Work request: The answer must be every line of the records below that contains the word "Milano", copied out.

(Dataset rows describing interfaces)
########
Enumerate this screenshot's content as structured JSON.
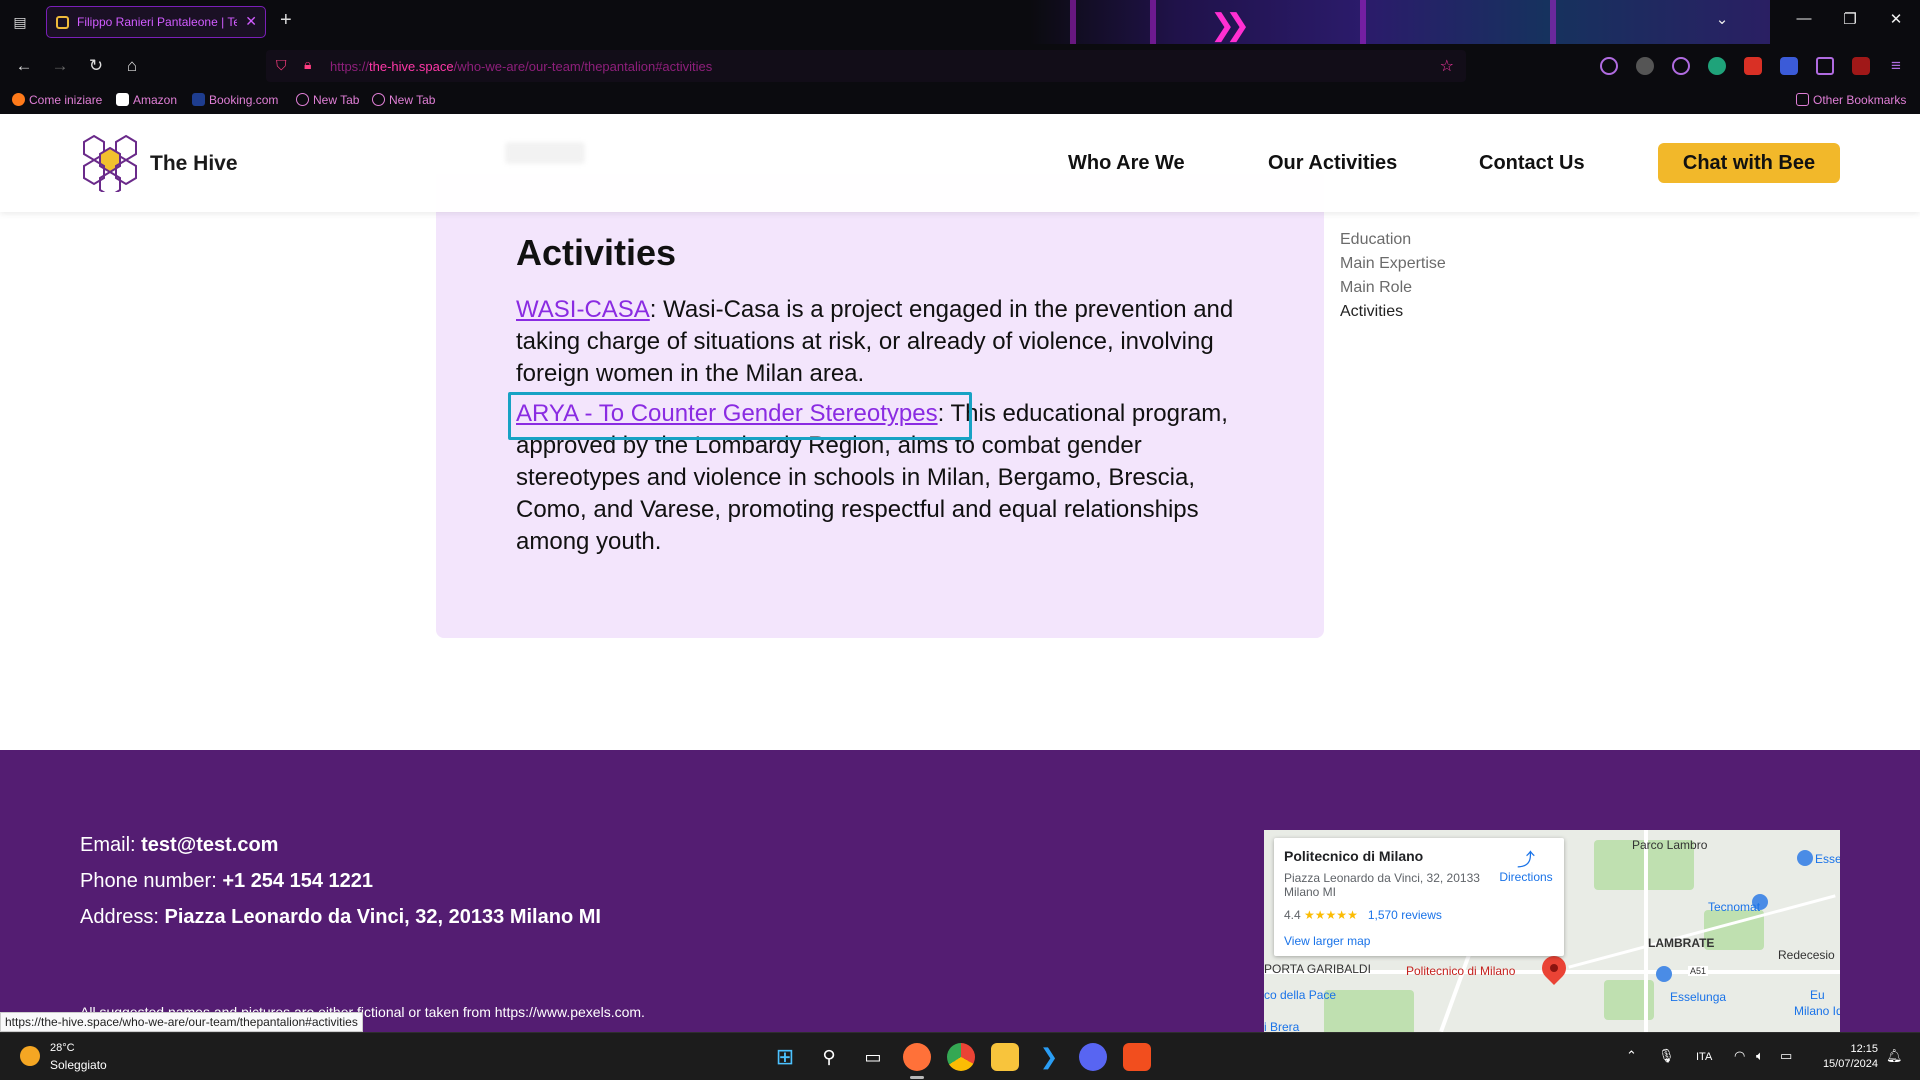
{
  "browser": {
    "tab_title": "Filippo Ranieri Pantaleone | Tea",
    "url_prefix": "https://",
    "url_domain": "the-hive.space",
    "url_path": "/who-we-are/our-team/thepantalion#activities",
    "bookmarks": [
      "Come iniziare",
      "Amazon",
      "Booking.com",
      "New Tab",
      "New Tab"
    ],
    "other_bookmarks": "Other Bookmarks"
  },
  "site": {
    "name": "The Hive",
    "nav": [
      "Who Are We",
      "Our Activities",
      "Contact Us"
    ],
    "cta": "Chat with Bee"
  },
  "activities": {
    "heading": "Activities",
    "items": [
      {
        "link": "WASI-CASA",
        "text": ": Wasi-Casa is a project engaged in the prevention and taking charge of situations at risk, or already of violence, involving foreign women in the Milan area."
      },
      {
        "link": "ARYA - To Counter Gender Stereotypes",
        "text": ": This educational program, approved by the Lombardy Region, aims to combat gender stereotypes and violence in schools in Milan, Bergamo, Brescia, Como, and Varese, promoting respectful and equal relationships among youth."
      }
    ]
  },
  "toc": [
    "Education",
    "Main Expertise",
    "Main Role",
    "Activities"
  ],
  "footer": {
    "email_label": "Email: ",
    "email": "test@test.com",
    "phone_label": "Phone number: ",
    "phone": "+1 254 154 1221",
    "address_label": "Address: ",
    "address": "Piazza Leonardo da Vinci, 32, 20133 Milano MI",
    "disclaimer": "All suggested names and pictures are either fictional or taken from https://www.pexels.com."
  },
  "map": {
    "place": "Politecnico di Milano",
    "address": "Piazza Leonardo da Vinci, 32, 20133 Milano MI",
    "rating": "4.4",
    "stars": "★★★★★",
    "reviews": "1,570 reviews",
    "directions": "Directions",
    "view_larger": "View larger map",
    "labels": [
      "Parco Lambro",
      "Tecnomat",
      "LAMBRATE",
      "Redecesio",
      "PORTA GARIBALDI",
      "Politecnico di Milano",
      "Esselunga",
      "Milano Idro",
      "co della Pace",
      "i Brera",
      "Esse",
      "A51",
      "Eu"
    ]
  },
  "status_bar_url": "https://the-hive.space/who-we-are/our-team/thepantalion#activities",
  "taskbar": {
    "temp": "28°C",
    "weather": "Soleggiato",
    "lang": "ITA",
    "time": "12:15",
    "date": "15/07/2024"
  },
  "colors": {
    "accent_purple": "#541d72",
    "card_bg": "#f3e5fc",
    "cta_yellow": "#f2b82a",
    "link_purple": "#8a2be2",
    "focus_cyan": "#17a2c4"
  }
}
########
Answer section:
    "address": "Piazza Leonardo da Vinci, 32, 20133 Milano MI",
    "place": "Politecnico di Milano",
    "address": "Piazza Leonardo da Vinci, 32, 20133 Milano MI",
      "Politecnico di Milano",
      "Milano Idro",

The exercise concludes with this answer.